“By joining with the first respondent, who had not been qualified enough to practice alone, the second respondent had given her credibility.”
The SDT described Keazor as “reckless with regard to his stewardship of clients’ money.”
His appeal was heard by Lord Justice Maurice Kay and Mr Justice Simon.
The Lord Justice said Protocol 1, Article 1 of the ECHR (peaceful enjoyment of possessions) could apply to removal of a person’s professional status, but the right was subject to public interest considerations.
He said Keazor could not rely on Article 6 (right to a fair trial), because although the Society was required to refer specifically to dishonesty in formulating its allegations, it was not obliged to refer to recklessness.
The Lord Justice also rejected Keazor’s third grounds for appeal, that the SDT had misapplied Weston v Law Society (The Times 15 July 1998).
He said that although there were differences between the Weston and the Keazor cases, the SDT was entitled to consider it as an example of the approach to be taken where it was faced with two parties, one of whom had acted dishonestly, the other not.
Geoffrey Williams QC, a solicitor advocate, represented the Law Society.
“In cases of dishonesty, the Law Society must plead it. The Society does not have to plead recklessness, though it may be necessary for the tribunal to mention it when coming to its conclusions.
“When you’re striking off a solicitor who is honest, he needs to know why he has been struck off.
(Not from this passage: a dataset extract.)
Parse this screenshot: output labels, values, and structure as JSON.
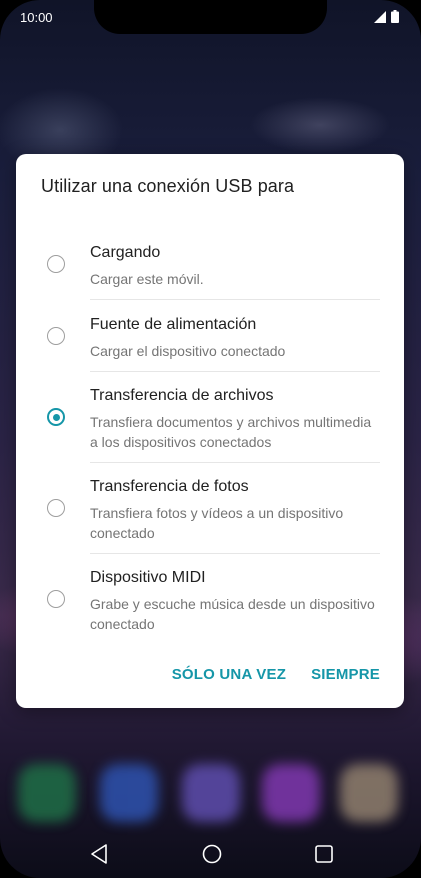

The reasons would not be addressed unless they explained why his conduct was so serious.”
He said the leading case of Salsbury was “writ large” in Lord Justice Maurice Kay’s judgment and “applied to the letter.”
Williams said that when dealing with appeals from the SDT, the High Court now looked for an error of law, and if there was none, relied on Salsbury.
“As I anticipated, the appellant’s task has become more difficult,” he added.